What is expected >>
The reply should hold every entry exactly as written and none of the pictures.

Data provided >>

────────────────

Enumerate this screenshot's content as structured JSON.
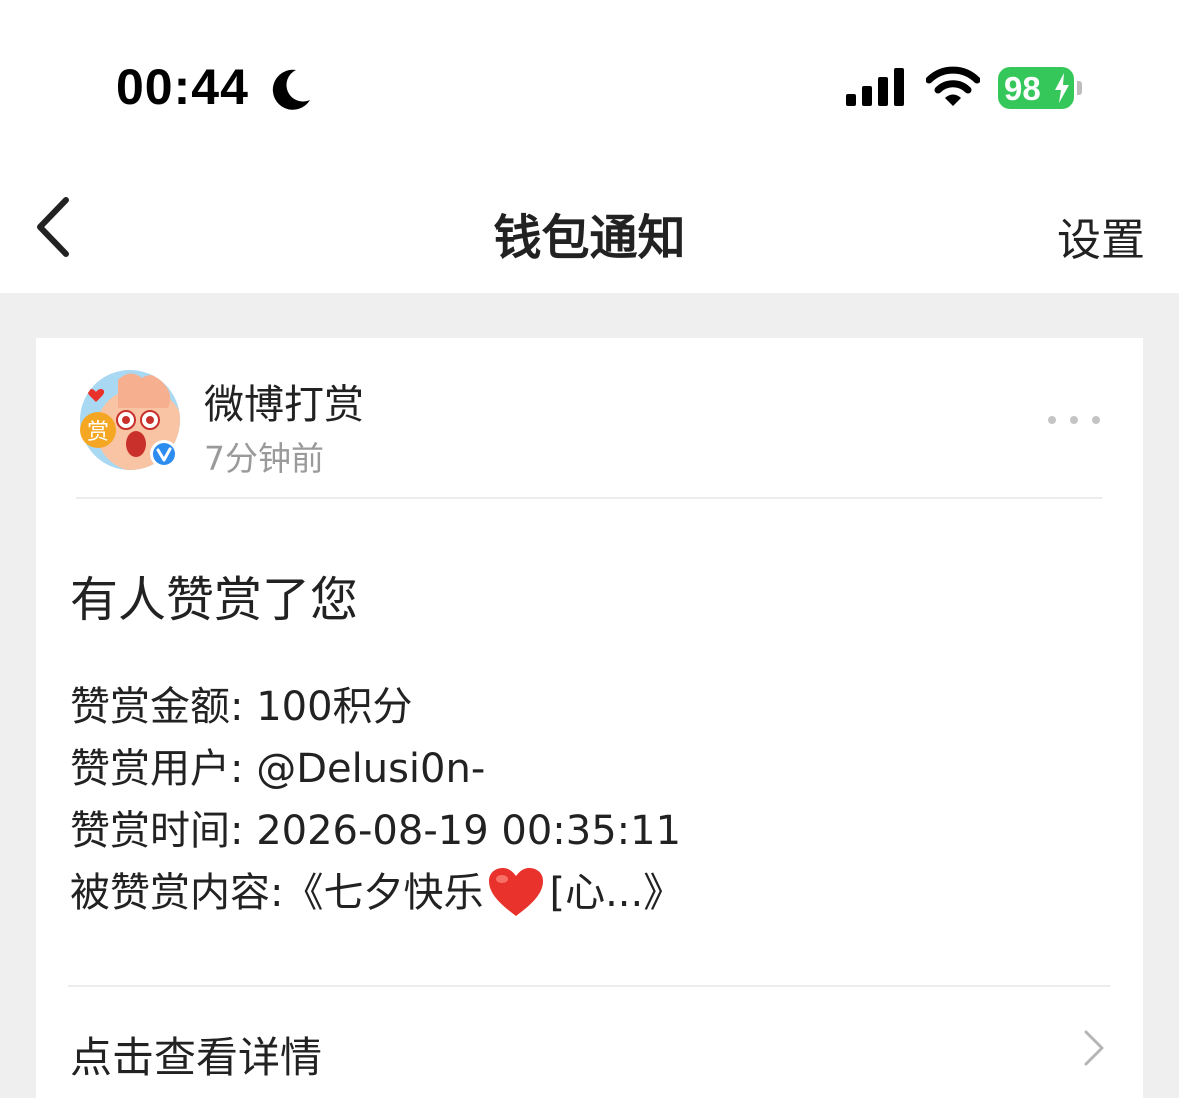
{
  "status_bar": {
    "time": "00:44",
    "battery": "98",
    "icons": [
      "moon-icon",
      "cellular-signal-icon",
      "wifi-icon",
      "battery-icon",
      "charging-bolt-icon"
    ],
    "battery_color": "#35c759"
  },
  "nav": {
    "title": "钱包通知",
    "settings_label": "设置",
    "back_icon": "chevron-left-icon"
  },
  "card": {
    "sender": "微博打赏",
    "time_ago": "7分钟前",
    "verified_badge": "verified-v-icon",
    "more_icon": "more-dots-icon",
    "title": "有人赞赏了您",
    "details": {
      "amount": "赞赏金额: 100积分",
      "user": "赞赏用户: @Delusi0n-",
      "time": "赞赏时间: 2026-08-19 00:35:11",
      "content_prefix": "被赞赏内容:《七夕快乐",
      "content_suffix": "[心...》"
    },
    "view_details_label": "点击查看详情",
    "chevron_icon": "chevron-right-icon",
    "accent_colors": {
      "verified_blue": "#2d8cf0",
      "heart_red": "#e8322b",
      "reward_badge_orange": "#f5a623"
    }
  }
}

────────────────

Output >>
Enumerate this screenshot's content as structured JSON.
{
  "status_bar": {
    "time": "00:44",
    "battery": "98",
    "icons": [
      "moon-icon",
      "cellular-signal-icon",
      "wifi-icon",
      "battery-icon",
      "charging-bolt-icon"
    ],
    "battery_color": "#35c759"
  },
  "nav": {
    "title": "钱包通知",
    "settings_label": "设置",
    "back_icon": "chevron-left-icon"
  },
  "card": {
    "sender": "微博打赏",
    "time_ago": "7分钟前",
    "verified_badge": "verified-v-icon",
    "more_icon": "more-dots-icon",
    "title": "有人赞赏了您",
    "details": {
      "amount": "赞赏金额: 100积分",
      "user": "赞赏用户: @Delusi0n-",
      "time": "赞赏时间: 2026-08-19 00:35:11",
      "content_prefix": "被赞赏内容:《七夕快乐",
      "content_suffix": "[心...》"
    },
    "view_details_label": "点击查看详情",
    "chevron_icon": "chevron-right-icon",
    "accent_colors": {
      "verified_blue": "#2d8cf0",
      "heart_red": "#e8322b",
      "reward_badge_orange": "#f5a623"
    }
  }
}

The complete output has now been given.